THE TASK
If a line in the data below holds the word "this", copy it.

SUPPLIED MATERIAL
---------------

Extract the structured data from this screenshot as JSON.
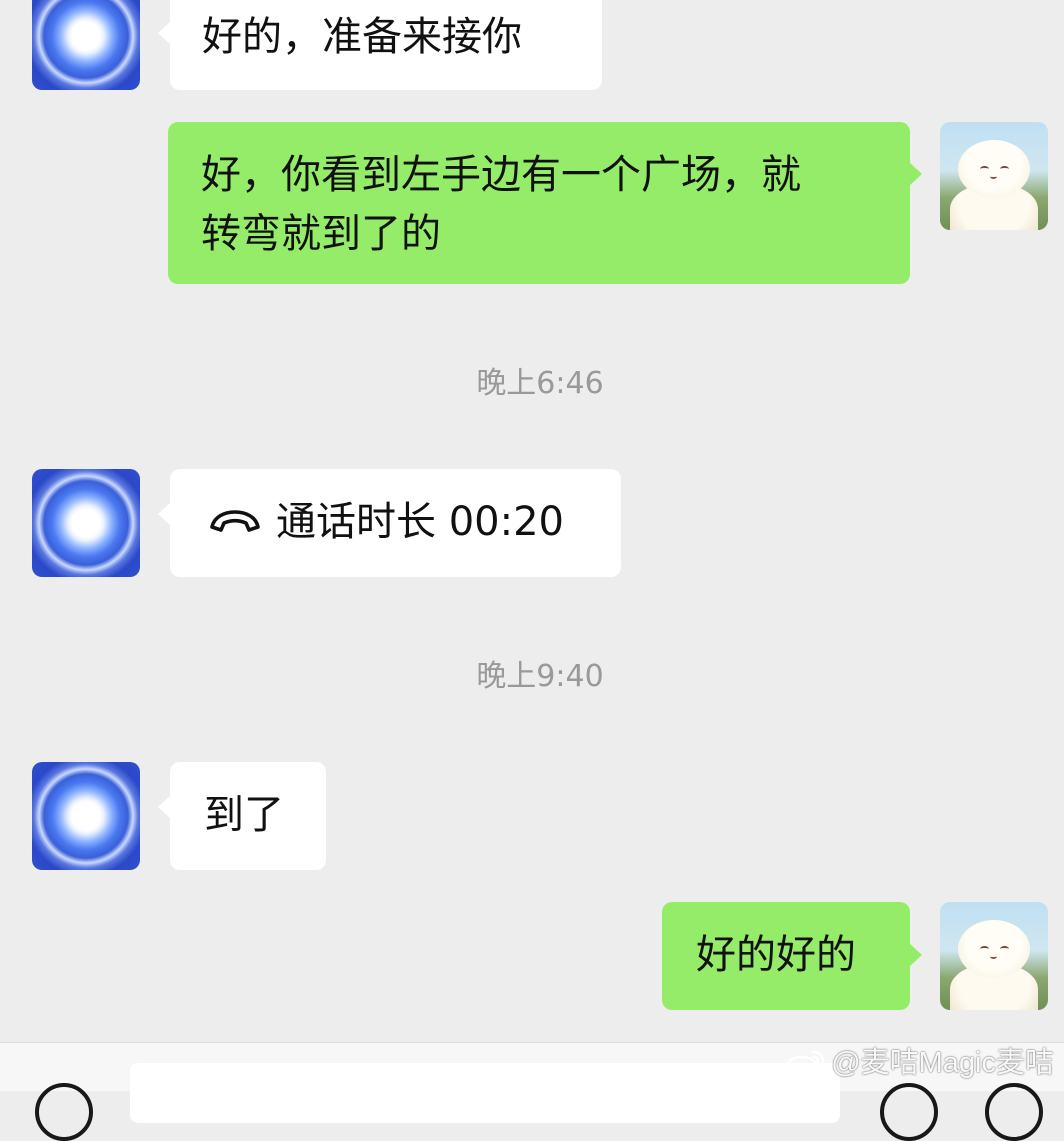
{
  "messages": [
    {
      "side": "left",
      "text": "好的，准备来接你"
    },
    {
      "side": "right",
      "text_line1": "好，你看到左手边有一个广场，就",
      "text_line2": "转弯就到了的"
    },
    {
      "side": "left",
      "text": "到了"
    },
    {
      "side": "right",
      "text": "好的好的"
    }
  ],
  "timestamps": [
    "晚上6:46",
    "晚上9:40"
  ],
  "call": {
    "label": "通话时长 00:20",
    "icon": "phone-hangup-icon"
  },
  "watermark": {
    "text": "@麦咭Magic麦咭",
    "icon": "weibo-logo-icon"
  },
  "colors": {
    "background": "#ededed",
    "incoming_bubble": "#ffffff",
    "outgoing_bubble": "#95ec69",
    "timestamp_text": "#999999"
  }
}
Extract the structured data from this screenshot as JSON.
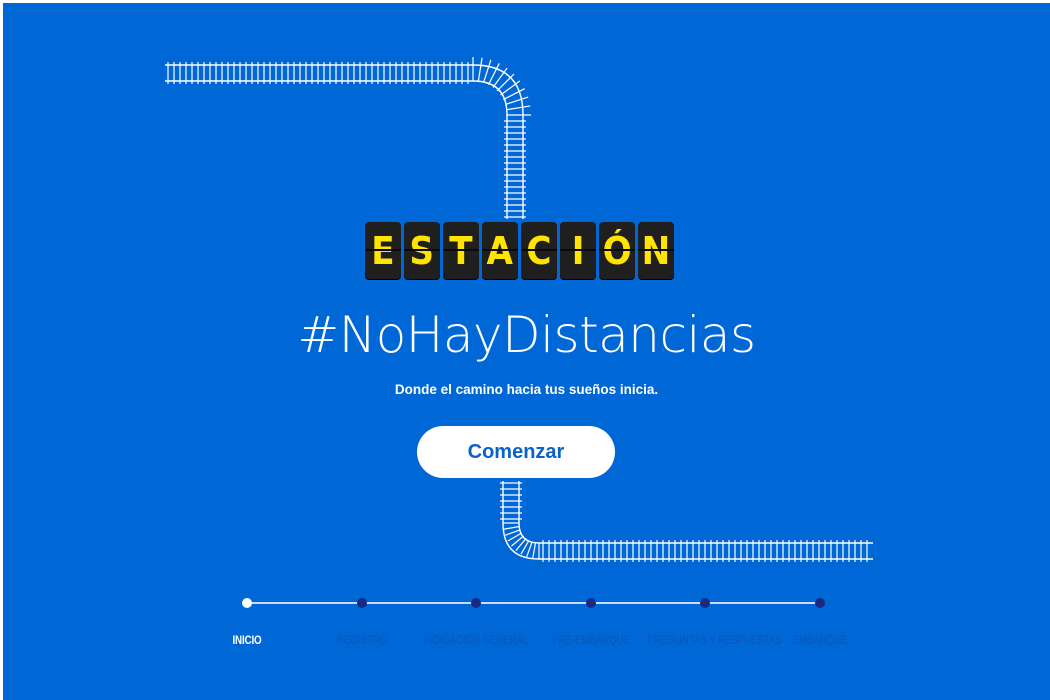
{
  "brand": {
    "letters": [
      "E",
      "S",
      "T",
      "A",
      "C",
      "I",
      "Ó",
      "N"
    ],
    "hashtag": "#NoHayDistancias",
    "tagline": "Donde el camino hacia tus sueños inicia."
  },
  "cta": {
    "label": "Comenzar"
  },
  "steps": [
    {
      "label": "INICIO",
      "active": true
    },
    {
      "label": "REGISTRO",
      "active": false
    },
    {
      "label": "INDICACIÓN GENERAL",
      "active": false
    },
    {
      "label": "PRE-EMBARQUE",
      "active": false
    },
    {
      "label": "PREGUNTAS Y RESPUESTAS",
      "active": false
    },
    {
      "label": "EMBARQUE",
      "active": false
    }
  ],
  "colors": {
    "background": "#0068d6",
    "flap_text": "#ffe400",
    "flap_tile": "#1f1f1f",
    "button_text": "#0a62c9",
    "dot_inactive": "#1a2a80",
    "label_inactive": "#0a56b8"
  }
}
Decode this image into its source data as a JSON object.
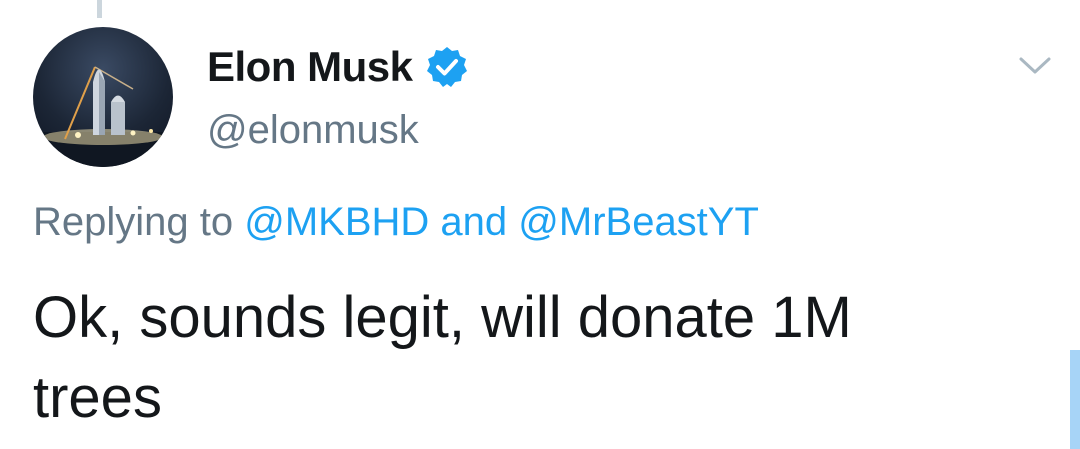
{
  "author": {
    "display_name": "Elon Musk",
    "handle": "@elonmusk",
    "verified": true,
    "avatar_icon": "starship-avatar"
  },
  "reply": {
    "prefix": "Replying to ",
    "mention_1": "@MKBHD",
    "conjunction": " and ",
    "mention_2": "@MrBeastYT"
  },
  "tweet": {
    "text": "Ok, sounds legit, will donate 1M trees"
  },
  "icons": {
    "verified": "verified-badge-icon",
    "menu": "chevron-down-icon"
  },
  "colors": {
    "accent": "#1da1f2",
    "secondary_text": "#657786",
    "primary_text": "#14171a"
  }
}
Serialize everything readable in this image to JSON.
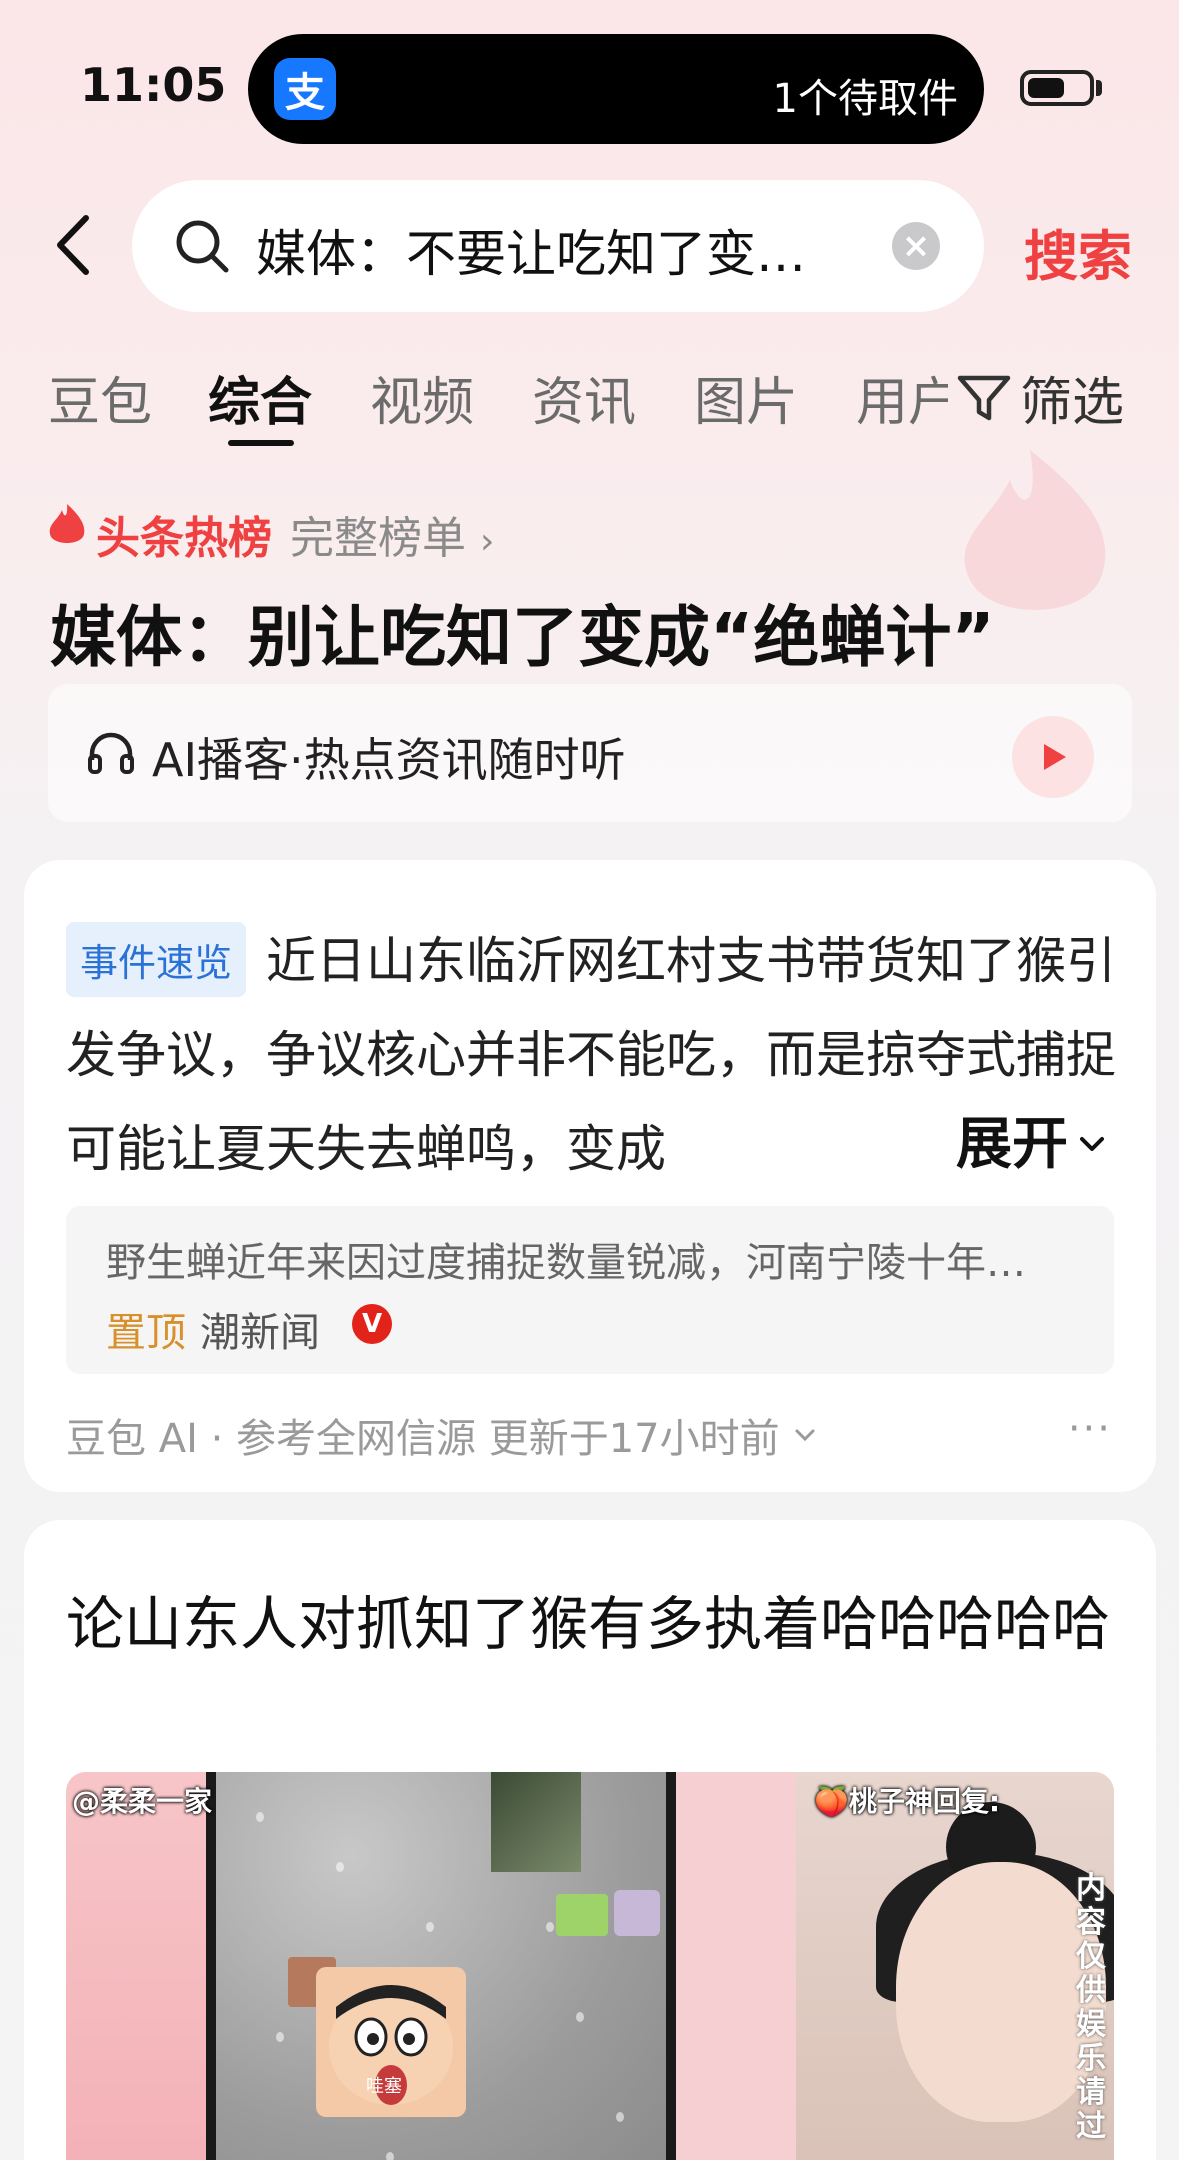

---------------

SOLVED PROBLEM
Extract the structured data from this screenshot as JSON.
Extract the structured data from this screenshot as JSON.
Decode this image into its source data as a JSON object.
Serialize everything readable in this image to JSON.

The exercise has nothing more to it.